Weeks after Yemen’s Shiite Houthi rebels forced the country’s U.S.-backed President Abed Rabbo Mansour Hadi to step down, U.S. diplomats have left the country -- and the American departure could be permanent.

The U.S. closed its embassy in Sanaa and evacuated all personnel from Yemen on Tuesday, citing security risks for Americans in the country after the Houthis dissolved parliament and put much of the country’s leadership under house arrest last week. As soon as U.S. officials left the capital, the Houthis seized more than 20 vehicles from the evacuated embassy, Reuters reported.

When the U.S. shut its embassy in Tripoli, Libya, last year, citing security concerns from that country's civil war, embassy personnel were evacuated but continued to work remotely, ensuring that the U.S. had not altogether left the country. But in Yemen, “all consular services, routine and/or emergency, have been suspended until further notice,” according to a State Department travel warning.

The Houthis, whose slogan reads, “God is the Greatest. Death to America. Death to Israel. Damn the Jew and Victory to Islam,” fiercely oppose U.S. involvement in the country. Still, some believe their desire to be seen as a legitimate political party supersedes their anti-Americanism, so they wouldn’t have violently ended their relationship with the U.S.

“In a movement you need a slogan that’s short and sharp. … They’re not going to do a slogan so people can shout, ‘Death to the American Policy in the Region, Death to Israeli Occupation of Palestinian Land.’ But do they mean to really kill Americans?" Hussain al-Bukhaiti, a pro-Houthi translator and journalist in Sanaa with close family connections to the group, told International Business Times after Hadi stepped down, but before the embassy closed.

Last year, Hadi’s government got $83.8 million in U.S. aid, nearly 27 percent of which was allotted “to promote and strengthen effective democracies in recipient states and move them along a continuum toward democratic consolidation,” according to, a government site detailing U.S. foreign assistance.

The rebels are reportedly backed by Iran regime and are hoping to gain support from countries whose policies often align with Iran's, like Russia and China. Representatives from the two countries reportedly met with the rebel leader Abdul Malik al-Houthi last month, just days before Hadi was forced to step down.

Despite Hadi’s resignation, the U.S. continued its counterterrorism campaign that includes funding and training of Yemeni armed forces as well as drone strikes on al Qaeda in the Arabian Peninsula, the terrorist group’s Yemen-based branch. It is still unclear if drone strikes will continue if the Houthis remain in power, but the State Department said the U.S. would “continue to protect the American people, and we will not hesitate to act in Yemen to do so,” according to a statement on Tuesday.

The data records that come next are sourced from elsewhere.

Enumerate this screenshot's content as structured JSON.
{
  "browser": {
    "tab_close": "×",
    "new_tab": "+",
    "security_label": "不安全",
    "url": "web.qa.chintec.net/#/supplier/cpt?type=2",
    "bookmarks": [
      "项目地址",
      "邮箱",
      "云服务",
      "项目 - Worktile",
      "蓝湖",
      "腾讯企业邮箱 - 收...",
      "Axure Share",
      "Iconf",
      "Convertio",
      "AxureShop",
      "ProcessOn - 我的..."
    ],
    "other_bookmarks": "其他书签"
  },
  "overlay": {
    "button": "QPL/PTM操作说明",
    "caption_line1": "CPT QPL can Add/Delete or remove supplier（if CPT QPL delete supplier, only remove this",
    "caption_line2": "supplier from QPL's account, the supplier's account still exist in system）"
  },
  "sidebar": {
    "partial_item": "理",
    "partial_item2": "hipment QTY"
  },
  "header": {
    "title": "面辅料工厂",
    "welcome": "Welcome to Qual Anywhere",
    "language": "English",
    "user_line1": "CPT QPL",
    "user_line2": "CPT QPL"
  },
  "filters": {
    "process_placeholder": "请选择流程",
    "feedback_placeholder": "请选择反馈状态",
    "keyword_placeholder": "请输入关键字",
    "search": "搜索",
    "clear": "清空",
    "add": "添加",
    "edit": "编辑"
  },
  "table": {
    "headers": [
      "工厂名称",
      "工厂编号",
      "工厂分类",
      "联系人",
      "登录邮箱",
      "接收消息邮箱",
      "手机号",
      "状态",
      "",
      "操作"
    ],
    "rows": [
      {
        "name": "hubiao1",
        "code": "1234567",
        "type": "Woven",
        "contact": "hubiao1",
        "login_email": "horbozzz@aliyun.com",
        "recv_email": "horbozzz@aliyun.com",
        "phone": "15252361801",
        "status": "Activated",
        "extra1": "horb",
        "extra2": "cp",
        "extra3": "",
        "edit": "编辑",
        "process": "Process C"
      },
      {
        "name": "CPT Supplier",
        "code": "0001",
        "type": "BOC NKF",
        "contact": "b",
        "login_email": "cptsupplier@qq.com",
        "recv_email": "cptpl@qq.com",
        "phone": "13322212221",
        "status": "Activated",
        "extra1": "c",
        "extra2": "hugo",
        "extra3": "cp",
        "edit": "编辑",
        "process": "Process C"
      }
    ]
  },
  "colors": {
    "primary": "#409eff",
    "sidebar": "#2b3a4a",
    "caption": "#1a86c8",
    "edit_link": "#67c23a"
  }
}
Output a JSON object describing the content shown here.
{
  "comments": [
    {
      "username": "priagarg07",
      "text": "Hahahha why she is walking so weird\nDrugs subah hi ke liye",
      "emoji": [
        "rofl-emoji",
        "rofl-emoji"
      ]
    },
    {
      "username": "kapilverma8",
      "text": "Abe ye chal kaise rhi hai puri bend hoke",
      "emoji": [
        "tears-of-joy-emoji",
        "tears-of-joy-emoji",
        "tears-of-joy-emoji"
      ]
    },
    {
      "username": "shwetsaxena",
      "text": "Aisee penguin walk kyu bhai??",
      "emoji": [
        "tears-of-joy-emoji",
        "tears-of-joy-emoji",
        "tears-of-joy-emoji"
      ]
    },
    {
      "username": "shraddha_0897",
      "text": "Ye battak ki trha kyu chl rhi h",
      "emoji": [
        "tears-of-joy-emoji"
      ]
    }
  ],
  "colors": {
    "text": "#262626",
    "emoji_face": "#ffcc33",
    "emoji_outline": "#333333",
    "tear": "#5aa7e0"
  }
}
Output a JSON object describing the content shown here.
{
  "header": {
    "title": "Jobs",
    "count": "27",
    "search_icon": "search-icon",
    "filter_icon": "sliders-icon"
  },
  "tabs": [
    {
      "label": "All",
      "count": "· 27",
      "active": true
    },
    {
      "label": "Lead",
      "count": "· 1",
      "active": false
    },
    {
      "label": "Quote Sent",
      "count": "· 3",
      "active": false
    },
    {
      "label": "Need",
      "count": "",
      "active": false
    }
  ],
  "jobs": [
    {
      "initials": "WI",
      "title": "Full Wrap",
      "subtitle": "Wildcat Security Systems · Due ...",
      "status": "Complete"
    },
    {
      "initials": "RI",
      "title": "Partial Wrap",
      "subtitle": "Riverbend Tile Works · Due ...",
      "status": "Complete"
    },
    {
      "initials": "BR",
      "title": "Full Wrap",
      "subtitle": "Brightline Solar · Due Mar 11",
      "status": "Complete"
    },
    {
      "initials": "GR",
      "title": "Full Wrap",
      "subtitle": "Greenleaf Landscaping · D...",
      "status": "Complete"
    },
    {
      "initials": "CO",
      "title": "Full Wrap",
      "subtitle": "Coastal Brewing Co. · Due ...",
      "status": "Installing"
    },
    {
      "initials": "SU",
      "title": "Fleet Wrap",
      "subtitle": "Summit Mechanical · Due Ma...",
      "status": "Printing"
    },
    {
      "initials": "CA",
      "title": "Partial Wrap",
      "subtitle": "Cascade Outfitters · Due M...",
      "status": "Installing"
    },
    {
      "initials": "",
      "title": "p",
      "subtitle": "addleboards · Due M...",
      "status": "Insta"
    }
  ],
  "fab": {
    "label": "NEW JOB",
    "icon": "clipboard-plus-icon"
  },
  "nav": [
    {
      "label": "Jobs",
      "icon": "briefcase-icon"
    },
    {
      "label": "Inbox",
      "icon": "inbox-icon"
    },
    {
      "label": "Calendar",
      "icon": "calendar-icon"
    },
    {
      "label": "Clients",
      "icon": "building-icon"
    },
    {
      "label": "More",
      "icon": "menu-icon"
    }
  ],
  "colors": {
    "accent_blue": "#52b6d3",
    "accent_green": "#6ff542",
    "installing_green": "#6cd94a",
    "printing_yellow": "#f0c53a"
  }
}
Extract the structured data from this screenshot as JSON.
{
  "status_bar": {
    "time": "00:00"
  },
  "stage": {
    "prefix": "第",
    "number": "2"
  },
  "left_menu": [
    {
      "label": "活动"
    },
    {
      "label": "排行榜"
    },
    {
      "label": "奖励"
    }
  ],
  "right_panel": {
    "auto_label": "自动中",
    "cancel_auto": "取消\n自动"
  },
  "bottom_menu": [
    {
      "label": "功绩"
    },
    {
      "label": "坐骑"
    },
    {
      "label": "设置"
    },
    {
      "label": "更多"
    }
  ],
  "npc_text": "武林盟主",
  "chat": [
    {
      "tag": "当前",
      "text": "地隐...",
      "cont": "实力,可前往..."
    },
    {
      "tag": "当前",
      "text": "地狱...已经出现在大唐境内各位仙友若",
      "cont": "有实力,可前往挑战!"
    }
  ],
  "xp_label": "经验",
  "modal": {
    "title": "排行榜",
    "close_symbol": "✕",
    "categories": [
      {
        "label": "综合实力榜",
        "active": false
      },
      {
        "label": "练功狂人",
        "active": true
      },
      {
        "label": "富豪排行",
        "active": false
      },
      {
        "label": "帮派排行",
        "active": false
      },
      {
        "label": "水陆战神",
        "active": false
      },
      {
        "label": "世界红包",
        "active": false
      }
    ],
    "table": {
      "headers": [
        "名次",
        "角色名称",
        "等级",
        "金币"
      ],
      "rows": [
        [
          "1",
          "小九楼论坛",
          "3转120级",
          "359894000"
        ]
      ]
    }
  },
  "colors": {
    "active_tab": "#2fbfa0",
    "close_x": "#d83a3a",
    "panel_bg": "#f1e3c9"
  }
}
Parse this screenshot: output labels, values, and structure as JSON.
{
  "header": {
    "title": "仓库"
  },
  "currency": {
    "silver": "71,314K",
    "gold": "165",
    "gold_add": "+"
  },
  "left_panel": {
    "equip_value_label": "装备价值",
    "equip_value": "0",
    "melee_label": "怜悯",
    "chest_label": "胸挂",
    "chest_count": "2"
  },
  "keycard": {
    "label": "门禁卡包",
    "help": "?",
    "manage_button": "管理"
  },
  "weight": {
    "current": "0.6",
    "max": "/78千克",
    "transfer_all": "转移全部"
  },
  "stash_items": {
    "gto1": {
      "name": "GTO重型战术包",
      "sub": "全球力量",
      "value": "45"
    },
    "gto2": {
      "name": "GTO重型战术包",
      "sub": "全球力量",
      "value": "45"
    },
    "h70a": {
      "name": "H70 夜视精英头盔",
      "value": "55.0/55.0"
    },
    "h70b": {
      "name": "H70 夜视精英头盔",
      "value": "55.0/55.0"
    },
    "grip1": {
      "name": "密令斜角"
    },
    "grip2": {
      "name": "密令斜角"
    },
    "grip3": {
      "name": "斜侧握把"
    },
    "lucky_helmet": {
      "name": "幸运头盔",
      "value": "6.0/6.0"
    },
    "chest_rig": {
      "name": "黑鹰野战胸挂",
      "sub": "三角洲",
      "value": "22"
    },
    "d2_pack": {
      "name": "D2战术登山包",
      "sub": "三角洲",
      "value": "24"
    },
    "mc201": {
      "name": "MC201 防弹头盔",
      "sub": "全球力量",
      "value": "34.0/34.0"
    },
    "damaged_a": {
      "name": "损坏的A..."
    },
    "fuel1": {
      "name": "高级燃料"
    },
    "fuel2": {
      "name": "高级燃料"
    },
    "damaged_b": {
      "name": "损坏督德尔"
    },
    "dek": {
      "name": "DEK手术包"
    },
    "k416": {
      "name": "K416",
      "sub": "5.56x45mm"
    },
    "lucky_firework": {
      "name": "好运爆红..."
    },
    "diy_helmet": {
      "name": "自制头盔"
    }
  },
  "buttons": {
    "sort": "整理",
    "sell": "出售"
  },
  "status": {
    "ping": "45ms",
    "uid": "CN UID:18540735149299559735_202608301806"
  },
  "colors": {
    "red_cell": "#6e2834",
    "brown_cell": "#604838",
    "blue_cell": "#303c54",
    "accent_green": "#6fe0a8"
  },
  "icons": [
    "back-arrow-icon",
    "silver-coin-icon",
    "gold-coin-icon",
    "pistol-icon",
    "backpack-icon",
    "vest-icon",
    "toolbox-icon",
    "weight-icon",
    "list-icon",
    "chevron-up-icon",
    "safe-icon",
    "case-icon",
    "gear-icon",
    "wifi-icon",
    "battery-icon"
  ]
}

AQAP is considered to be one of the greatest terrorist threats to the U.S. and one of al Qaeda’s strongest branches. It is also one of the biggest Muslim terrorist groups to publicly oppose the Islamic State group, or ISIS, which has seized large portions of Iraq and Syria. However, on Wednesday, several AQAP loyalists reportedly defected and pledged allegiance to ISIS leader Abu Bakr al-Baghdadi.

This year the Houthis began their own campaign to eradicate al Qaeda militants, who are Sunni Muslims, and they’ve succeeded with such speed that some of them are saying that they have been more effective than American drone strikes.

Some Houthis "think that America doesn’t really want to get rid of al Qaeda,” al-Bukhaiti said. “Because al Qaeda is the excuse to invade any country.”